Assigned task: Find the string "ANALYST" in the data, then copy every line where it is found.

Data shown:
────

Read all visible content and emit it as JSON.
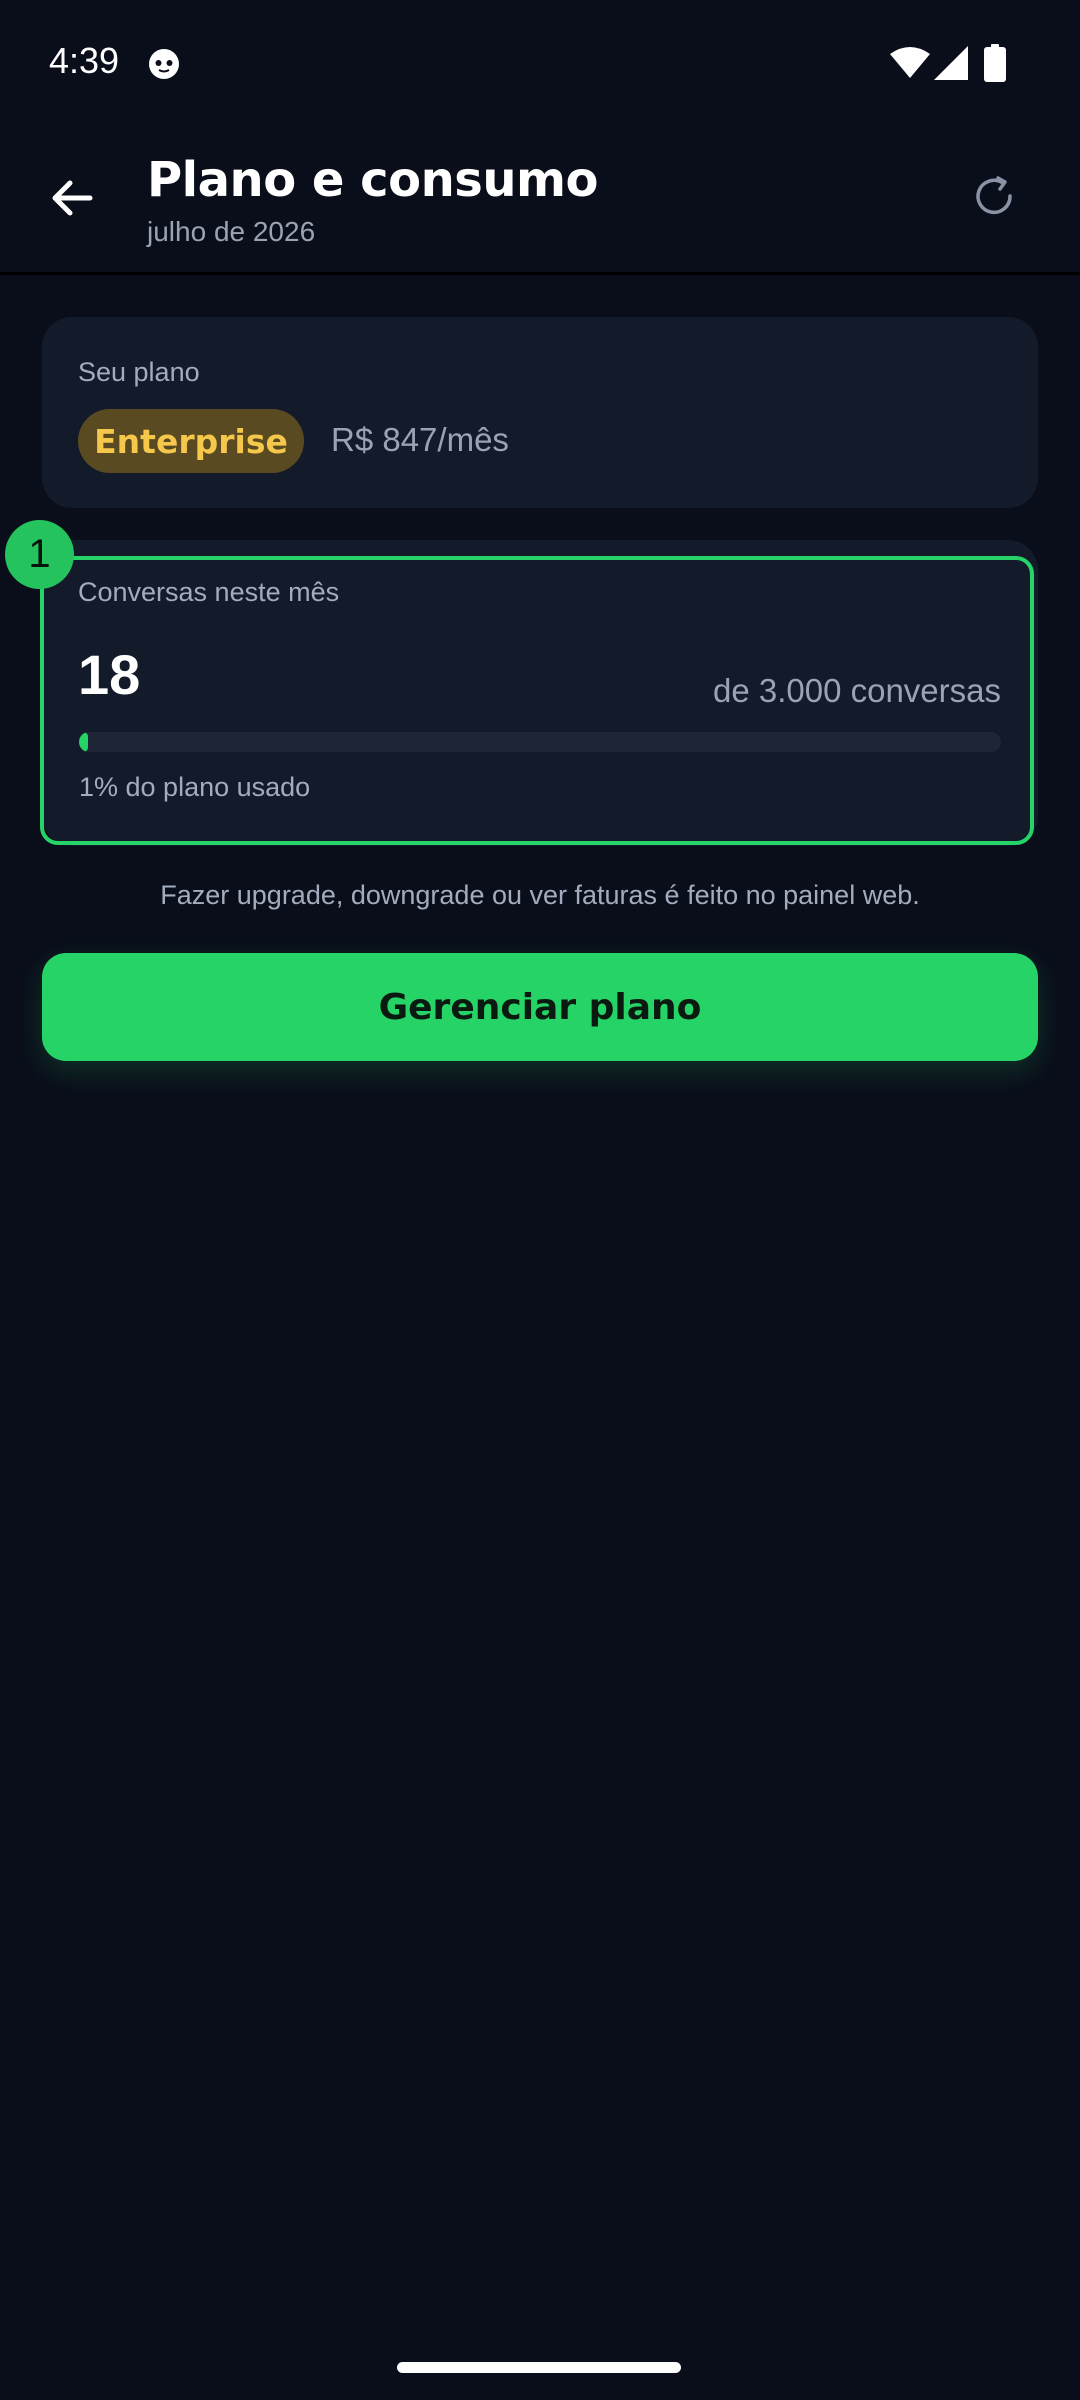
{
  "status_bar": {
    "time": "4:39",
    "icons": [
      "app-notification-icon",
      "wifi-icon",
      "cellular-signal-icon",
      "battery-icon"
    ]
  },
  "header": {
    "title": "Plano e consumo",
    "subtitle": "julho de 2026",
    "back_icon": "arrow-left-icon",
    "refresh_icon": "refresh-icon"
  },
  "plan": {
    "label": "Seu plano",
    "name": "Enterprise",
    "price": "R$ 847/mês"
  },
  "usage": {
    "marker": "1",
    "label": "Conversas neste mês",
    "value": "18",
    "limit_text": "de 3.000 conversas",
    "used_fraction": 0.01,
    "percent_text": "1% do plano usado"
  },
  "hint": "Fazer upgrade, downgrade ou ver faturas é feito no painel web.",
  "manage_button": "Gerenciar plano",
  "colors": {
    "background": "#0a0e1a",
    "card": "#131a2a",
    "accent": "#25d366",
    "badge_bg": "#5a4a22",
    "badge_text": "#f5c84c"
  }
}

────

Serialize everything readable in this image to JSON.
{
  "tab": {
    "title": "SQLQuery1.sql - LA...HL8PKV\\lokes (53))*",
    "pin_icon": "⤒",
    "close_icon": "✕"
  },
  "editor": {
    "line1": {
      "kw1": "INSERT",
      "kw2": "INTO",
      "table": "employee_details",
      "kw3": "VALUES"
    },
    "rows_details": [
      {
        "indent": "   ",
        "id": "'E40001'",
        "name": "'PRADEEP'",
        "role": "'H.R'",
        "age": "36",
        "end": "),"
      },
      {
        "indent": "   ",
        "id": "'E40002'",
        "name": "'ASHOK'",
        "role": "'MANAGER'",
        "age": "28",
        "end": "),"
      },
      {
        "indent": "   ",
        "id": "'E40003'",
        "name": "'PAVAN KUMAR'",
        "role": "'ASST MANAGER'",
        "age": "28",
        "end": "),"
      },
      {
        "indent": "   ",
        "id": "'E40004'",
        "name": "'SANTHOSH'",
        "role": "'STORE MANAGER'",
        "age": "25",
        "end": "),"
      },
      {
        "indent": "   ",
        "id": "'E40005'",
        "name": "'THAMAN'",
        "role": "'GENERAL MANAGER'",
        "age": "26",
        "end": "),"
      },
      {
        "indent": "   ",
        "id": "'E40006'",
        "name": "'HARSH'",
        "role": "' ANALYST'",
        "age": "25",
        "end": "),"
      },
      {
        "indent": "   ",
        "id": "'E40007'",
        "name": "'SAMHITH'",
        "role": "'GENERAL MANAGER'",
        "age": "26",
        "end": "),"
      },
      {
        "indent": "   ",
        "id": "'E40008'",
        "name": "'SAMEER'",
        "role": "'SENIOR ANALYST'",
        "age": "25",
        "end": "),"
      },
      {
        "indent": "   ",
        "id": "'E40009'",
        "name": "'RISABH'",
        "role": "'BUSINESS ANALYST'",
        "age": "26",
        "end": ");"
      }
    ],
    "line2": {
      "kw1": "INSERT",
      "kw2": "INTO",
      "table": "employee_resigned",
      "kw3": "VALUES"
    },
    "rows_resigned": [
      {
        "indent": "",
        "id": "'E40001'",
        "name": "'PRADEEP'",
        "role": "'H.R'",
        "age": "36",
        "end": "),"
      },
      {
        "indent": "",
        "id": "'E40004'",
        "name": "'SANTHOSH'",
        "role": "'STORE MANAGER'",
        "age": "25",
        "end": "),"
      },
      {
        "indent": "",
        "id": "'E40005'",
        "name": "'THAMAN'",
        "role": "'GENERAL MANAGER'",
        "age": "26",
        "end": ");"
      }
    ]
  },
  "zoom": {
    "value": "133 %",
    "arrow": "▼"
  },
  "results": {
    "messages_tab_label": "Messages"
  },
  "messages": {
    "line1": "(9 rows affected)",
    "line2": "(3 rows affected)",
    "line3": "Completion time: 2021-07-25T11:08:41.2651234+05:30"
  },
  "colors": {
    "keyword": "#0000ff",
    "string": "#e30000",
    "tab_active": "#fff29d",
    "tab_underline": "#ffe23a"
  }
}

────

Finished task:
        "role": "' ANALYST'",
        "role": "'SENIOR ANALYST'",
        "role": "'BUSINESS ANALYST'",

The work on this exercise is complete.